And how should we behave during this Apocalypse? We should be unusually kind to one another, certainly. But we should also stop being so serious. Jokes help a lot. And get a dog, if you don’t already have one.
Whenever strangers or acquaintances ask me who my favorite writer is, I always say Kurt Vonnegut. To be honest, it’s not entirely true, I like him a lot, a lot, but I like a lot of writers equally. But he’s sort of an acceptable answer to everyone, not too pretentious, not too lightweight, so if I don’t know someone particularly well, I find it to be a safe answer.
Anyway, my point is, I like Vonnegut. A lot. Reading a Vonnegut novel is like hanging out with a funny, grouchy old dude that’s full of wisdom and makes inappropriate jokes from time to time. He’s that janitor character in movies that hands out epiphanies about life.
However, Armgageddon in Retrospect was compiled by his son, Mark Vonnegut, and published posthumously. As a result, it’s sort of what you’d expect from a book that hasn’t been vetted by the author, that’s full of the last pickings of whatever hadn’t made it to the publisher yet.
Still, even the last pickings of Vonnegut are better than some people’s life’s work, though these essays and stories are really not that great. Some of them were very obviously not meant to be published. This collection in particular focuses on his musings about war and life (Vonnegut was a veteran who fought in World War II). Like much of Vonnegut, it’s all over the place and random and insightful. Sometimes he’s sad, sometimes he’s funny. He’s angry at the world for it’s many shortcomings, but wants to love it anyway.
Most of it is fictional, some of it is coming straight from him. Vonnegut is firmly anti-war though. Not pacifist, but close to it. So that’s what this collection is mostly about. But, like I said before, it’s not his best work. This is not a good book to discover Vonnegut.
If you’re new to him, try Slaughterhouse V or Cat’s Cradle instead.
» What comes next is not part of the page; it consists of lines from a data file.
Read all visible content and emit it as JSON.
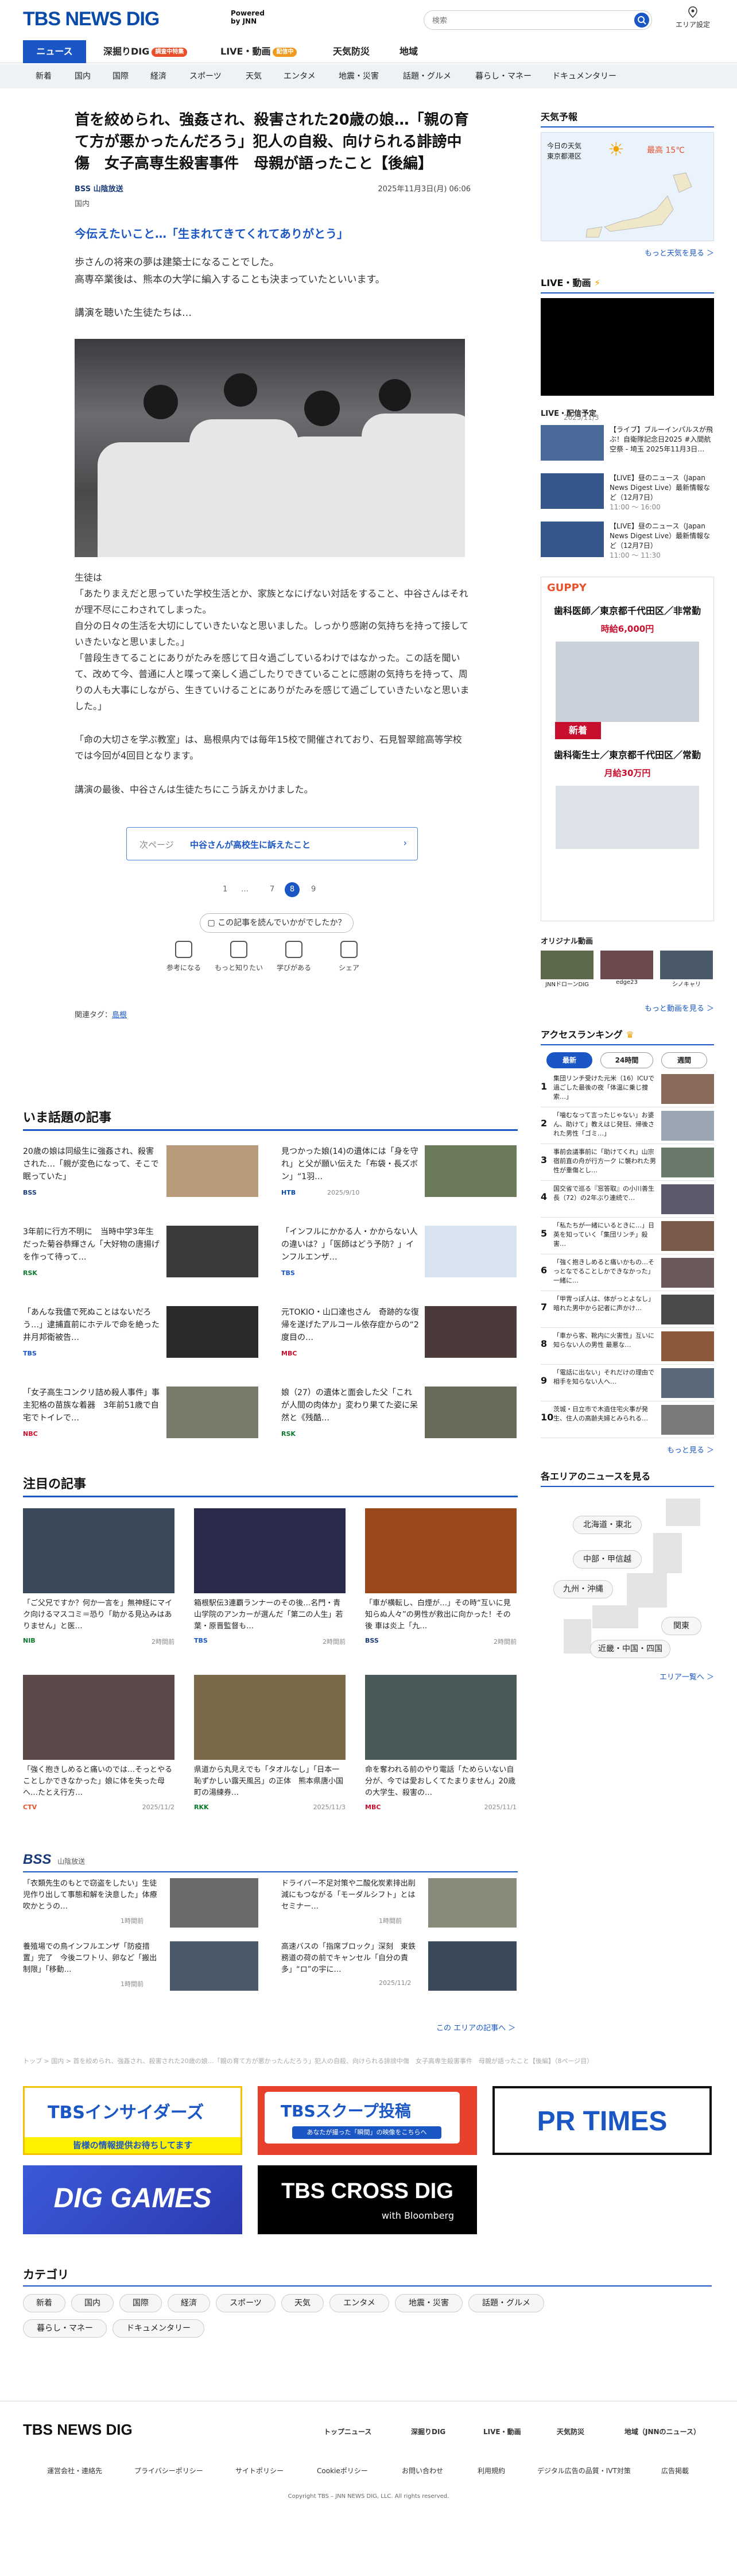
{
  "header": {
    "logo_main": "TBS NEWS DIG",
    "powered_label": "Powered\nby JNN",
    "search_placeholder": "検索",
    "area_setting": "エリア設定"
  },
  "gnav": [
    {
      "label": "ニュース",
      "badge": ""
    },
    {
      "label": "深掘りDIG",
      "badge": "調査中特集"
    },
    {
      "label": "LIVE・動画",
      "badge": "配信中"
    },
    {
      "label": "天気防災",
      "badge": ""
    },
    {
      "label": "地域",
      "badge": ""
    }
  ],
  "subnav": [
    "新着",
    "国内",
    "国際",
    "経済",
    "スポーツ",
    "天気",
    "エンタメ",
    "地震・災害",
    "話題・グルメ",
    "暮らし・マネー",
    "ドキュメンタリー"
  ],
  "article": {
    "title": "首を絞められ、強姦され、殺害された20歳の娘…「親の育て方が悪かったんだろう」犯人の自殺、向けられる誹謗中傷　女子高専生殺害事件　母親が語ったこと【後編】",
    "source": "BSS 山陰放送",
    "date": "2025年11月3日(月) 06:06",
    "category": "国内",
    "subhead": "今伝えたいこと…「生まれてきてくれてありがとう」",
    "para1": "歩さんの将来の夢は建築士になることでした。\n高専卒業後は、熊本の大学に編入することも決まっていたといいます。",
    "para2": "講演を聴いた生徒たちは…",
    "para3": "生徒は\n「あたりまえだと思っていた学校生活とか、家族となにげない対話をすること、中谷さんはそれが理不尽にこわされてしまった。\n自分の日々の生活を大切にしていきたいなと思いました。しっかり感謝の気持ちを持って接していきたいなと思いました。」\n「普段生きてることにありがたみを感じて日々過ごしているわけではなかった。この話を聞いて、改めて今、普通に人と喋って楽しく過ごしたりできていることに感謝の気持ちを持って、周りの人も大事にしながら、生きていけることにありがたみを感じて過ごしていきたいなと思いました。」",
    "para4": "「命の大切さを学ぶ教室」は、島根県内では毎年15校で開催されており、石見智翠館高等学校では今回が4回目となります。",
    "para5": "講演の最後、中谷さんは生徒たちにこう訴えかけました。",
    "next_label": "次ページ",
    "next_text": "中谷さんが高校生に訴えたこと",
    "pager": [
      "1",
      "…",
      "7",
      "8",
      "9"
    ],
    "pager_current": "8",
    "ask": "この記事を読んでいかがでしたか？",
    "reactions": [
      "参考になる",
      "もっと知りたい",
      "学びがある",
      "シェア"
    ],
    "tag_label": "関連タグ：",
    "tag": "島根"
  },
  "sections": {
    "trending": "いま話題の記事",
    "featured": "注目の記事",
    "bss": "BSS",
    "bss_sub": "山陰放送",
    "area_more": "この エリアの記事へ ＞",
    "categories": "カテゴリ"
  },
  "trending": [
    {
      "title": "20歳の娘は同級生に強姦され、殺害された…「親が変色になって、そこで眠っていた」",
      "src": "BSS",
      "date": "2025/11/3"
    },
    {
      "title": "見つかった娘(14)の遺体には「身を守れ」と父が願い伝えた「布袋・長ズボン」“1羽…",
      "src": "HTB",
      "date": "2025/9/10"
    },
    {
      "title": "3年前に行方不明に　当時中学3年生だった菊谷恭輝さん「大好物の唐揚げを作って待って…",
      "src": "RSK",
      "date": "2025/11/1"
    },
    {
      "title": "「インフルにかかる人・かからない人の違いは？」「医師はどう予防？」インフルエンザ…",
      "src": "TBS",
      "date": "2025/11/1"
    },
    {
      "title": "「あんな我儘で死ぬことはないだろう…」逮捕直前にホテルで命を絶った井月邦衛被告…",
      "src": "TBS",
      "date": "2025/10/29"
    },
    {
      "title": "元TOKIO・山口達也さん　奇跡的な復帰を遂げたアルコール依存症からの“2度目の…",
      "src": "MBC",
      "date": "2025/11/1"
    },
    {
      "title": "「女子高生コンクリ詰め殺人事件」事主犯格の苗族な着器　3年前51歳で自宅でトイレで…",
      "src": "NBC",
      "date": "2025/11/1"
    },
    {
      "title": "娘（27）の遺体と面会した父「これが人間の肉体か」変わり果てた姿に呆然と《残酷…",
      "src": "RSK",
      "date": "2025/11/3"
    }
  ],
  "featured": [
    {
      "title": "「ご父兄ですか？何か一言を」無神経にマイク向けるマスコミ＝恐り「助かる見込みはありません」と医…",
      "src": "NIB",
      "date": "2時間前"
    },
    {
      "title": "箱根駅伝3連覇ランナーのその後…名門・青山学院のアンカーが選んだ「第二の人生」若葉・原晋監督も…",
      "src": "TBS",
      "date": "2時間前"
    },
    {
      "title": "「車が横転し、白煙が…」その時“互いに見知らぬ人々”の男性が救出に向かった！その後 車は炎上「九…",
      "src": "BSS",
      "date": "2時間前"
    },
    {
      "title": "「強く抱きしめると痛いのでは…そっとやることしかできなかった」娘に体を失った母へ…たとえ行方…",
      "src": "CTV",
      "date": "2025/11/2"
    },
    {
      "title": "県道から丸見えでも「タオルなし」「日本一恥ずかしい露天風呂」の正体　熊本県唐小国町の湯練券…",
      "src": "RKK",
      "date": "2025/11/3"
    },
    {
      "title": "命を奪われる前のやり電話「ためらいない自分が、今では愛おしくてたまりません」20歳の大学生、殺害の…",
      "src": "MBC",
      "date": "2025/11/1"
    }
  ],
  "bss_news": [
    {
      "title": "「衣類先生のもとで窃盗をしたい」生徒児作り出して事態和解を決意した」体療吹かとうの…",
      "date": "1時間前"
    },
    {
      "title": "ドライバー不足対策や二酸化炭素排出削減にもつながる「モーダルシフト」とは　セミナー…",
      "date": "1時間前"
    },
    {
      "title": "養殖場での鳥インフルエンザ「防疫措置」完了　今後ニワトリ、卵など「搬出制限」「移動…",
      "date": "1時間前"
    },
    {
      "title": "高速バスの「指席ブロック」深刻　東鉄務道の荷の前でキャンセル「自分の責多」“ロ”の宇に…",
      "date": "2025/11/2"
    }
  ],
  "sidebar": {
    "weather_title": "天気予報",
    "weather_today": "今日の天気",
    "weather_area": "東京都港区",
    "weather_temp": "最高 15℃",
    "weather_more": "もっと天気を見る ＞",
    "live_title": "LIVE・動画",
    "live_schedule": "LIVE・配信予定",
    "live_items": [
      {
        "title": "【ライブ】ブルーインパルスが飛ぶ！自衛隊記念日2025 #入間航空祭 - 埼玉 2025年11月3日…",
        "time": "2025/11/3"
      },
      {
        "title": "【LIVE】昼のニュース（Japan News Digest Live）最新情報など（12月7日）",
        "time": "11:00 ～ 16:00"
      },
      {
        "title": "【LIVE】昼のニュース（Japan News Digest Live）最新情報など（12月7日）",
        "time": "11:00 ～ 11:30"
      }
    ],
    "ad_company": "GUPPY",
    "ad_title1": "歯科医師／東京都千代田区／非常勤",
    "ad_wage1": "時給6,000円",
    "ad_new": "新着",
    "ad_title2": "歯科衛生士／東京都千代田区／常勤",
    "ad_wage2": "月給30万円",
    "original_title": "オリジナル動画",
    "original_items": [
      "JNNドローンDIG",
      "edge23",
      "シノキャリ"
    ],
    "video_more": "もっと動画を見る ＞",
    "ranking_title": "アクセスランキング",
    "ranking_tabs": [
      "最新",
      "24時間",
      "週間"
    ],
    "ranking": [
      {
        "n": "1",
        "title": "集団リンチ受けた元米（16）ICUで過ごした最後の夜「体温に乗じ捜索…」"
      },
      {
        "n": "2",
        "title": "「噛むなって言ったじゃない」お婆ん、助けて」教えはじ発狂、帰後された男性「ゴミ…」"
      },
      {
        "n": "3",
        "title": "事前会議事前に「助けてくれ」山宗　宿前直の舟が行方一ク に襲われた男性が重傷とし…"
      },
      {
        "n": "4",
        "title": "国交省で巡る『窓答取』の小川善生長（72）の2年ぶり連続で…"
      },
      {
        "n": "5",
        "title": "「私たちが一緒にいるときに…」日英を知っていく「集団リンチ」殺害…"
      },
      {
        "n": "6",
        "title": "「強く抱きしめると痛いかもの…そっとなでることしかできなかった」一緒に…"
      },
      {
        "n": "7",
        "title": "「甲冑っぽ人は、体がっとよなし」暗れた男中から記者に声かけ…"
      },
      {
        "n": "8",
        "title": "「車から客、靴内に火害性」互いに知らない人の男性 最悪な…"
      },
      {
        "n": "9",
        "title": "「電話に出ない」それだけの理由で相手を知らない人へ…"
      },
      {
        "n": "10",
        "title": "茨城・日立市で木造住宅火事が発生、住人の高齢夫婦とみられる…"
      }
    ],
    "ranking_more": "もっと見る ＞",
    "area_title": "各エリアのニュースを見る",
    "area_buttons": [
      "北海道・東北",
      "中部・甲信越",
      "九州・沖縄",
      "関東",
      "近畿・中国・四国"
    ],
    "area_more": "エリア一覧へ ＞"
  },
  "breadcrumb": "トップ > 国内 > 首を絞められ、強姦され、殺害された20歳の娘…「親の育て方が悪かったんだろう」犯人の自殺、向けられる誹謗中傷　女子高専生殺害事件　母親が語ったこと【後編】（8ページ目）",
  "banners": [
    {
      "title": "TBSインサイダーズ",
      "sub": "皆様の情報提供お待ちしてます"
    },
    {
      "title": "TBSスクープ投稿",
      "sub": "あなたが撮った「瞬間」の映像をこちらへ"
    },
    {
      "title": "PR TIMES",
      "sub": ""
    },
    {
      "title": "DIG GAMES",
      "sub": ""
    },
    {
      "title": "TBS CROSS DIG",
      "sub": "with Bloomberg"
    }
  ],
  "categories": [
    "新着",
    "国内",
    "国際",
    "経済",
    "スポーツ",
    "天気",
    "エンタメ",
    "地震・災害",
    "話題・グルメ",
    "暮らし・マネー",
    "ドキュメンタリー"
  ],
  "footer": {
    "nav": [
      "トップニュース",
      "深掘りDIG",
      "LIVE・動画",
      "天気防災",
      "地域（JNNのニュース）"
    ],
    "links": [
      "運営会社・連絡先",
      "プライバシーポリシー",
      "サイトポリシー",
      "Cookieポリシー",
      "お問い合わせ",
      "利用規約",
      "デジタル広告の品質・IVT対策",
      "広告掲載"
    ],
    "copyright": "Copyright TBS – JNN NEWS DIG, LLC. All rights reserved."
  },
  "colors": {
    "brand": "#1a56c4",
    "accent_orange": "#e8502a",
    "ad_red": "#c8102e"
  }
}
If you’re a Vonnegut fan, you’ll probably like parts of it out of some sense of nostalgia. If you’re somewhere in the middle, unless you are particularly interested in anti-war books, you’ll probably prefer something else. This material is really covered better (and more eloquently) in Slaughterhouse V, so definitely, definitely read that classic instead if you haven’t already.